> [Records for this exercise]
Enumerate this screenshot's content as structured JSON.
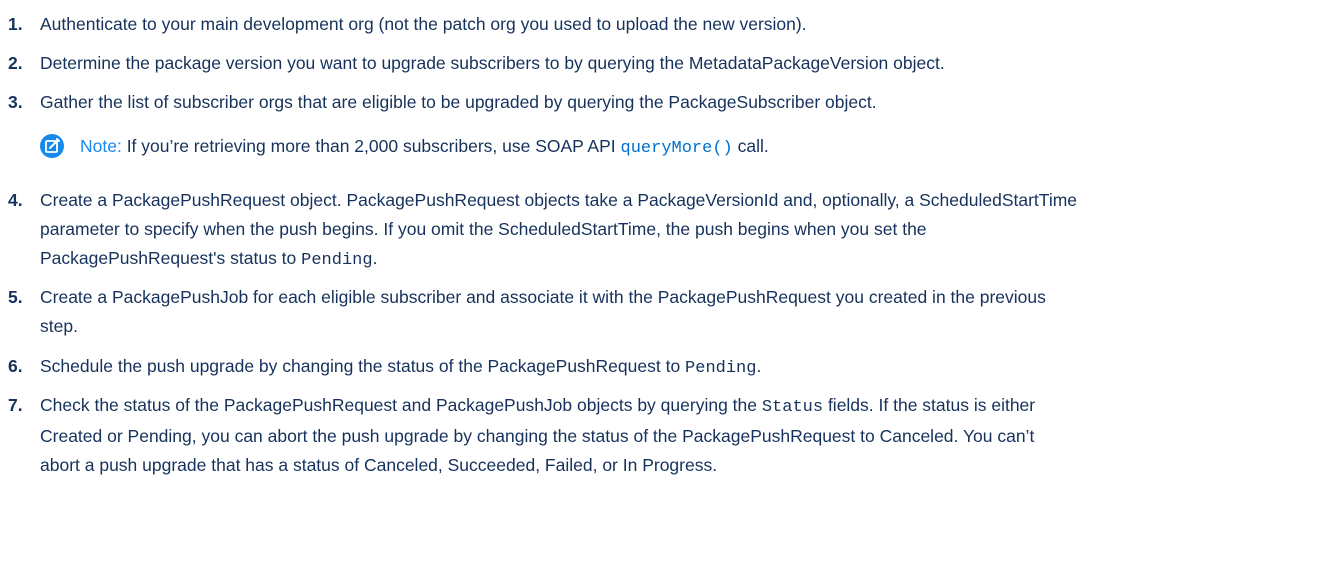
{
  "steps": [
    {
      "num": "1.",
      "text": "Authenticate to your main development org (not the patch org you used to upload the new version)."
    },
    {
      "num": "2.",
      "text": "Determine the package version you want to upgrade subscribers to by querying the MetadataPackageVersion object."
    },
    {
      "num": "3.",
      "text": "Gather the list of subscriber orgs that are eligible to be upgraded by querying the PackageSubscriber object."
    },
    {
      "num": "4.",
      "line1": "Create a PackagePushRequest object. PackagePushRequest objects take a PackageVersionId and, optionally, a ScheduledStartTime",
      "line2": "parameter to specify when the push begins. If you omit the ScheduledStartTime, the push begins when you set the",
      "line3a": "PackagePushRequest's status to ",
      "line3code": "Pending",
      "line3b": "."
    },
    {
      "num": "5.",
      "line1": "Create a PackagePushJob for each eligible subscriber and associate it with the PackagePushRequest you created in the previous",
      "line2": "step."
    },
    {
      "num": "6.",
      "texta": "Schedule the push upgrade by changing the status of the PackagePushRequest to ",
      "code": "Pending",
      "textb": "."
    },
    {
      "num": "7.",
      "line1a": "Check the status of the PackagePushRequest and PackagePushJob objects by querying the ",
      "line1code": "Status",
      "line1b": " fields. If the status is either",
      "line2": "Created or Pending, you can abort the push upgrade by changing the status of the PackagePushRequest to Canceled. You can’t",
      "line3": "abort a push upgrade that has a status of Canceled, Succeeded, Failed, or In Progress."
    }
  ],
  "note": {
    "label": "Note:",
    "text_before": " If you’re retrieving more than 2,000 subscribers, use SOAP API ",
    "code": "queryMore()",
    "text_after": " call.",
    "icon": "edit-note-icon"
  },
  "colors": {
    "text": "#16325c",
    "accent": "#1589ee",
    "link": "#0070d2"
  }
}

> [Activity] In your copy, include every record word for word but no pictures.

> [Response area]
Enumerate this screenshot's content as structured JSON.
{
  "steps": [
    {
      "num": "1.",
      "text": "Authenticate to your main development org (not the patch org you used to upload the new version)."
    },
    {
      "num": "2.",
      "text": "Determine the package version you want to upgrade subscribers to by querying the MetadataPackageVersion object."
    },
    {
      "num": "3.",
      "text": "Gather the list of subscriber orgs that are eligible to be upgraded by querying the PackageSubscriber object."
    },
    {
      "num": "4.",
      "line1": "Create a PackagePushRequest object. PackagePushRequest objects take a PackageVersionId and, optionally, a ScheduledStartTime",
      "line2": "parameter to specify when the push begins. If you omit the ScheduledStartTime, the push begins when you set the",
      "line3a": "PackagePushRequest's status to ",
      "line3code": "Pending",
      "line3b": "."
    },
    {
      "num": "5.",
      "line1": "Create a PackagePushJob for each eligible subscriber and associate it with the PackagePushRequest you created in the previous",
      "line2": "step."
    },
    {
      "num": "6.",
      "texta": "Schedule the push upgrade by changing the status of the PackagePushRequest to ",
      "code": "Pending",
      "textb": "."
    },
    {
      "num": "7.",
      "line1a": "Check the status of the PackagePushRequest and PackagePushJob objects by querying the ",
      "line1code": "Status",
      "line1b": " fields. If the status is either",
      "line2": "Created or Pending, you can abort the push upgrade by changing the status of the PackagePushRequest to Canceled. You can’t",
      "line3": "abort a push upgrade that has a status of Canceled, Succeeded, Failed, or In Progress."
    }
  ],
  "note": {
    "label": "Note:",
    "text_before": " If you’re retrieving more than 2,000 subscribers, use SOAP API ",
    "code": "queryMore()",
    "text_after": " call.",
    "icon": "edit-note-icon"
  },
  "colors": {
    "text": "#16325c",
    "accent": "#1589ee",
    "link": "#0070d2"
  }
}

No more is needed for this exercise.